BEGIN Material provided

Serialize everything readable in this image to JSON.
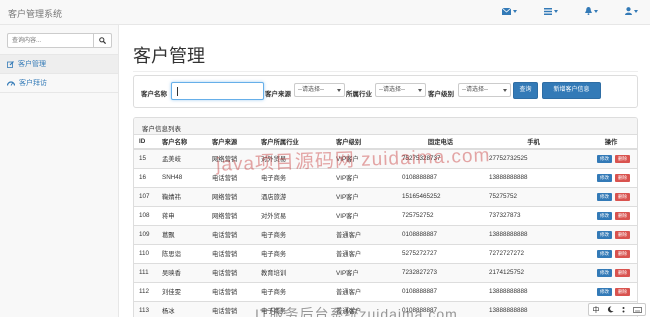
{
  "navbar": {
    "brand": "客户管理系统",
    "icons": [
      "envelope-icon",
      "tasks-icon",
      "bell-icon",
      "user-icon"
    ]
  },
  "sidebar": {
    "search_placeholder": "查询内容...",
    "items": [
      {
        "label": "客户管理",
        "icon": "edit-icon",
        "active": true
      },
      {
        "label": "客户拜访",
        "icon": "dashboard-icon",
        "active": false
      }
    ]
  },
  "main": {
    "title": "客户管理",
    "filter": {
      "name_label": "客户名称",
      "name_value": "",
      "source_label": "客户来源",
      "source_select": "--请选择--",
      "industry_label": "所属行业",
      "industry_select": "--请选择--",
      "level_label": "客户级别",
      "level_select": "--请选择--",
      "query_button": "查询",
      "add_button": "新增客户信息"
    },
    "list": {
      "heading": "客户信息列表",
      "columns": [
        "ID",
        "客户名称",
        "客户来源",
        "客户所属行业",
        "客户级别",
        "固定电话",
        "手机",
        "操作"
      ],
      "edit_label": "修改",
      "delete_label": "删除",
      "rows": [
        {
          "id": "15",
          "name": "孟美岐",
          "source": "网络营销",
          "industry": "对外贸易",
          "level": "VIP客户",
          "phone": "75275328737",
          "mobile": "27752732525"
        },
        {
          "id": "16",
          "name": "SNH48",
          "source": "电话营销",
          "industry": "电子商务",
          "level": "VIP客户",
          "phone": "0108888887",
          "mobile": "13888888888"
        },
        {
          "id": "107",
          "name": "鞠婧祎",
          "source": "网络营销",
          "industry": "酒店旅游",
          "level": "VIP客户",
          "phone": "15165465252",
          "mobile": "75275752"
        },
        {
          "id": "108",
          "name": "蒋申",
          "source": "网络营销",
          "industry": "对外贸易",
          "level": "VIP客户",
          "phone": "725752752",
          "mobile": "737327873"
        },
        {
          "id": "109",
          "name": "葛飘",
          "source": "电话营销",
          "industry": "电子商务",
          "level": "普通客户",
          "phone": "0108888887",
          "mobile": "13888888888"
        },
        {
          "id": "110",
          "name": "陈思诣",
          "source": "电话营销",
          "industry": "电子商务",
          "level": "普通客户",
          "phone": "5275272727",
          "mobile": "7272727272"
        },
        {
          "id": "111",
          "name": "吴映香",
          "source": "电话营销",
          "industry": "教育培训",
          "level": "VIP客户",
          "phone": "7232827273",
          "mobile": "2174125752"
        },
        {
          "id": "112",
          "name": "刘佳雯",
          "source": "电话营销",
          "industry": "电子商务",
          "level": "普通客户",
          "phone": "0108888887",
          "mobile": "13888888888"
        },
        {
          "id": "113",
          "name": "杨冰",
          "source": "电话营销",
          "industry": "电子商务",
          "level": "普通客户",
          "phone": "0108888887",
          "mobile": "13888888888"
        }
      ]
    }
  },
  "watermark": {
    "text": "java项目源码网 zuidaima.com",
    "bottom_text": "IT服务后台系统zuidaima.com"
  },
  "ime_bar": {
    "text": "中"
  }
}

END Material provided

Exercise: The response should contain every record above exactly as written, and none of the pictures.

Your response:
Serialize everything readable in this image to JSON.
{
  "navbar": {
    "brand": "客户管理系统",
    "icons": [
      "envelope-icon",
      "tasks-icon",
      "bell-icon",
      "user-icon"
    ]
  },
  "sidebar": {
    "search_placeholder": "查询内容...",
    "items": [
      {
        "label": "客户管理",
        "icon": "edit-icon",
        "active": true
      },
      {
        "label": "客户拜访",
        "icon": "dashboard-icon",
        "active": false
      }
    ]
  },
  "main": {
    "title": "客户管理",
    "filter": {
      "name_label": "客户名称",
      "name_value": "",
      "source_label": "客户来源",
      "source_select": "--请选择--",
      "industry_label": "所属行业",
      "industry_select": "--请选择--",
      "level_label": "客户级别",
      "level_select": "--请选择--",
      "query_button": "查询",
      "add_button": "新增客户信息"
    },
    "list": {
      "heading": "客户信息列表",
      "columns": [
        "ID",
        "客户名称",
        "客户来源",
        "客户所属行业",
        "客户级别",
        "固定电话",
        "手机",
        "操作"
      ],
      "edit_label": "修改",
      "delete_label": "删除",
      "rows": [
        {
          "id": "15",
          "name": "孟美岐",
          "source": "网络营销",
          "industry": "对外贸易",
          "level": "VIP客户",
          "phone": "75275328737",
          "mobile": "27752732525"
        },
        {
          "id": "16",
          "name": "SNH48",
          "source": "电话营销",
          "industry": "电子商务",
          "level": "VIP客户",
          "phone": "0108888887",
          "mobile": "13888888888"
        },
        {
          "id": "107",
          "name": "鞠婧祎",
          "source": "网络营销",
          "industry": "酒店旅游",
          "level": "VIP客户",
          "phone": "15165465252",
          "mobile": "75275752"
        },
        {
          "id": "108",
          "name": "蒋申",
          "source": "网络营销",
          "industry": "对外贸易",
          "level": "VIP客户",
          "phone": "725752752",
          "mobile": "737327873"
        },
        {
          "id": "109",
          "name": "葛飘",
          "source": "电话营销",
          "industry": "电子商务",
          "level": "普通客户",
          "phone": "0108888887",
          "mobile": "13888888888"
        },
        {
          "id": "110",
          "name": "陈思诣",
          "source": "电话营销",
          "industry": "电子商务",
          "level": "普通客户",
          "phone": "5275272727",
          "mobile": "7272727272"
        },
        {
          "id": "111",
          "name": "吴映香",
          "source": "电话营销",
          "industry": "教育培训",
          "level": "VIP客户",
          "phone": "7232827273",
          "mobile": "2174125752"
        },
        {
          "id": "112",
          "name": "刘佳雯",
          "source": "电话营销",
          "industry": "电子商务",
          "level": "普通客户",
          "phone": "0108888887",
          "mobile": "13888888888"
        },
        {
          "id": "113",
          "name": "杨冰",
          "source": "电话营销",
          "industry": "电子商务",
          "level": "普通客户",
          "phone": "0108888887",
          "mobile": "13888888888"
        }
      ]
    }
  },
  "watermark": {
    "text": "java项目源码网 zuidaima.com",
    "bottom_text": "IT服务后台系统zuidaima.com"
  },
  "ime_bar": {
    "text": "中"
  }
}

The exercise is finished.